Back in February I posted on an important aspect of FrontPoint
culture - our Core Values
. As a reminder, those values are:
- Build Trust
- Dream Big
- Be Awesome
And here’s what I said in that post…
Fundamental to our success is the role played by our core values, a set of formal behavioral guidelines that steer our actions and thought processes. These values are essential building blocks in how we treat our customers, how we treat each other, how we look at the opportunities available to us, and they help determine how the company is run, both strategically and on a day-to-day basis.

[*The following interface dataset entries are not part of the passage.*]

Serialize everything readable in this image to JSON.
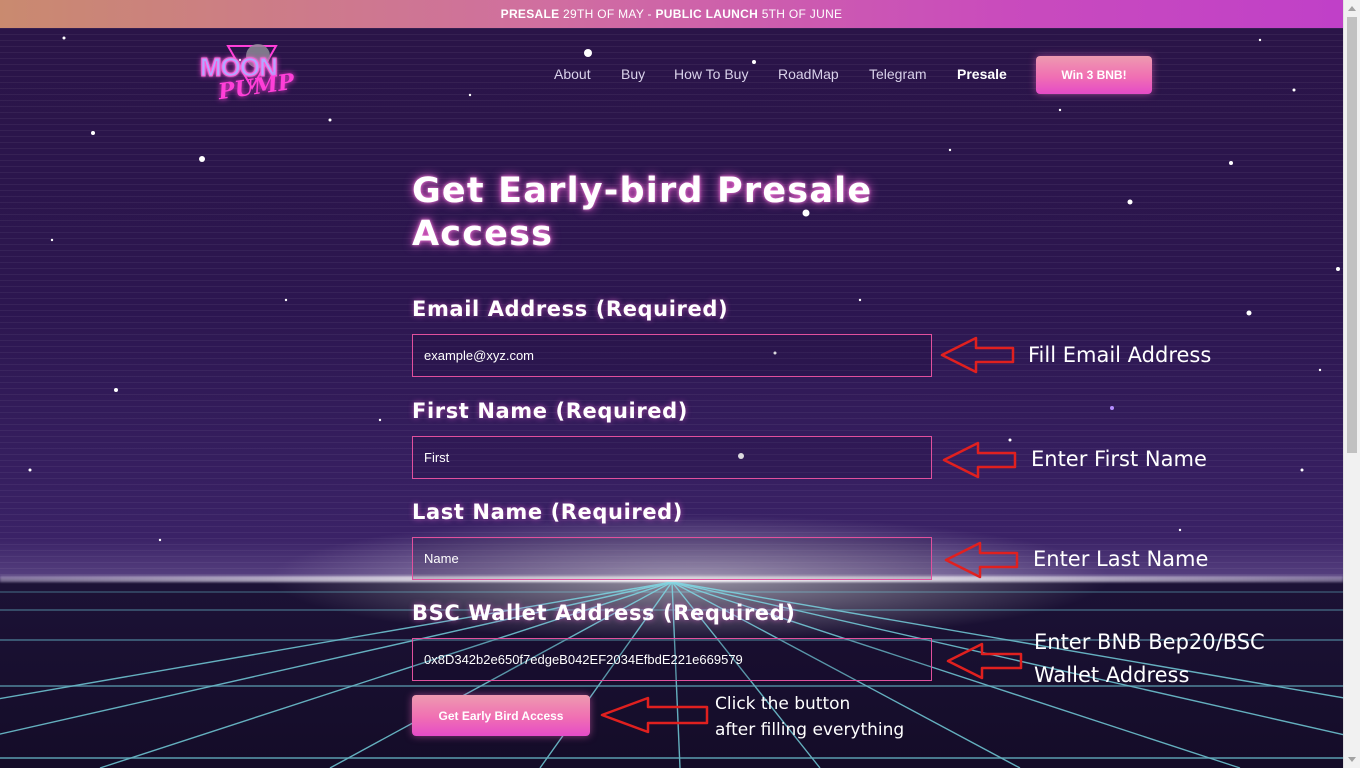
{
  "announcement": {
    "part1_bold": "PRESALE",
    "part2": " 29TH OF MAY - ",
    "part3_bold": "PUBLIC LAUNCH",
    "part4": " 5TH OF JUNE"
  },
  "logo": {
    "line1": "MOON",
    "line2": "PUMP"
  },
  "nav": {
    "items": [
      {
        "label": "About"
      },
      {
        "label": "Buy"
      },
      {
        "label": "How To Buy"
      },
      {
        "label": "RoadMap"
      },
      {
        "label": "Telegram"
      },
      {
        "label": "Presale",
        "active": true
      }
    ],
    "cta_label": "Win 3 BNB!"
  },
  "form": {
    "headline": "Get Early-bird Presale Access",
    "fields": [
      {
        "label": "Email Address (Required)",
        "value": "example@xyz.com"
      },
      {
        "label": "First Name (Required)",
        "value": "First"
      },
      {
        "label": "Last Name (Required)",
        "value": "Name"
      },
      {
        "label": "BSC Wallet Address (Required)",
        "value": "0x8D342b2e650f7edgeB042EF2034EfbdE221e669579"
      }
    ],
    "submit_label": "Get Early Bird Access"
  },
  "annotations": {
    "email": "Fill Email Address",
    "first_name": "Enter First Name",
    "last_name": "Enter Last Name",
    "wallet_line1": "Enter BNB Bep20/BSC",
    "wallet_line2": "Wallet Address",
    "button_line1": "Click the button",
    "button_line2": "after filling everything"
  },
  "colors": {
    "accent_pink": "#f06fb3",
    "field_border": "#e1509d",
    "annotation_arrow": "#e0201f"
  }
}
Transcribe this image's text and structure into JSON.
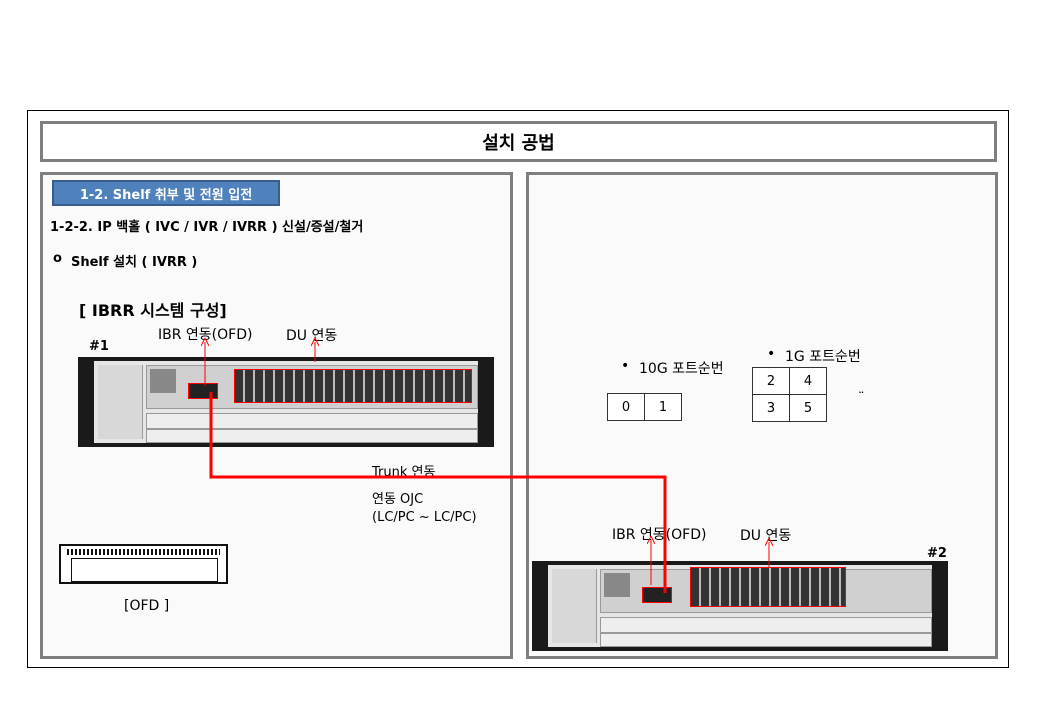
{
  "header": {
    "title": "설치 공법"
  },
  "left": {
    "section_label": "1-2. Shelf 취부 및 전원 입전",
    "subtitle": "1-2-2. IP 백홀 ( IVC / IVR / IVRR ) 신설/증설/철거",
    "bullet_marker": "o",
    "bullet_text": "Shelf 설치 ( IVRR )",
    "system_heading": "[ IBRR 시스템 구성]",
    "ibr_label": "IBR 연동(OFD)",
    "du_label": "DU 연동",
    "unit1_label": "#1",
    "ofd_caption": "[OFD ]"
  },
  "trunk": {
    "label": "Trunk 연동",
    "ojc_line1": "연동 OJC",
    "ojc_line2": "(LC/PC ~ LC/PC)"
  },
  "right": {
    "port10g_title": "10G 포트순번",
    "port10g_cells": [
      "0",
      "1"
    ],
    "port1g_title": "1G 포트순번",
    "port1g_rows": [
      [
        "2",
        "4"
      ],
      [
        "3",
        "5"
      ]
    ],
    "ellipsis": "¨",
    "ibr_label": "IBR 연동(OFD)",
    "du_label": "DU 연동",
    "unit2_label": "#2"
  },
  "colors": {
    "accent_blue": "#4f81bd",
    "link_red": "#ff0000",
    "border_gray": "#7f7f7f"
  },
  "icons": {
    "bullet": "•",
    "arrow": "up-arrow-icon"
  }
}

In an industry that is often known more for its bad behavior than good, FrontPoint’s Core Values really do make a difference. So I was pleasantly surprised when I attended a recent industry gathering, and heard a speaker talking our language. The event was hosted by Alarm.com, our interactive technology partner. You may know that Alarm.com literally wrote the book on advanced services for home security and home automation, and they still lead the field, as evidenced by the attendees at the conference: it was a veritable “Who’s who” of the best alarm companies in the US.
It’s Not About the Rides
The keynote speaker at the conference was Dennis Snow, and he was great. His insights and anecdotes, were drawn mainly from his years of experience working at Disney, the Disney Institute, and Disney University. He provoked a lot of serious thought about company culture and what constitutes a successful approach to the customer. For instance, at the beginning of his talk, he asked a large audience for a show of hands for everyone who had been to Disney World. Not surprisingly, every hand went up.
Then Dennis asked for a single word describing what was best about the experience. Responses were varied, and immediate: service, cleanliness, signage, organization and layout… the list went on for a while. When we were done, he pointed out that not one person had mentioned the rides. All that money spent on building the attractions – some have pegged the cost of the Tower of Terror at roughly $100 million – and it’s not the rides that make the Disney experience so great. What an interesting lesson for companies who care about their reputation and repeat business!
Build Trust, Revisited
The theme Dennis developed is that rides are, for the most part, a commodity, and the way to create differentiation in the quality of experience is through world-class, consistent service. But what I liked the most was the emphasis Dennis placed on “looking through the lens of the customer” when designing each and every customer experience and interaction. And he even used the term “Build Trust.” Of course, little did Dennis know that he had repeated a FrontPoint Core Value, but it was a wonderful reinforcement for all the FrontPoint folks in attendance!
So now I’ll borrow again from that earlier post to complete the thought.
Clearly we have built trust with our customers, and we continue to do so: there’s just no other way to explain the loyalty and great reviews that keep coming in. And clearly we had to dream big to launch this enterprise in the first place, and continue the company’s amazing growth in a crowded and highly competitive industry. And when it comes to being awesome – well, that describes the way every person here at FrontPoint tries to be the best co-workers and service providers that they can be, in every way imaginable. It’s not surprising that FrontPoint was recently named a “Best Place to Work in Virginia,” for the second year in a row!
And you can bet that we’ll keep on living our core values every day, as FrontPoint continues to grow and prosper. We have the best customers in the world, and we want to keep earning their loyalty and those great reviews through every interaction we have with them. FrontPoint, the leader in wireless home security, and the #1 ranked alarm company in the US.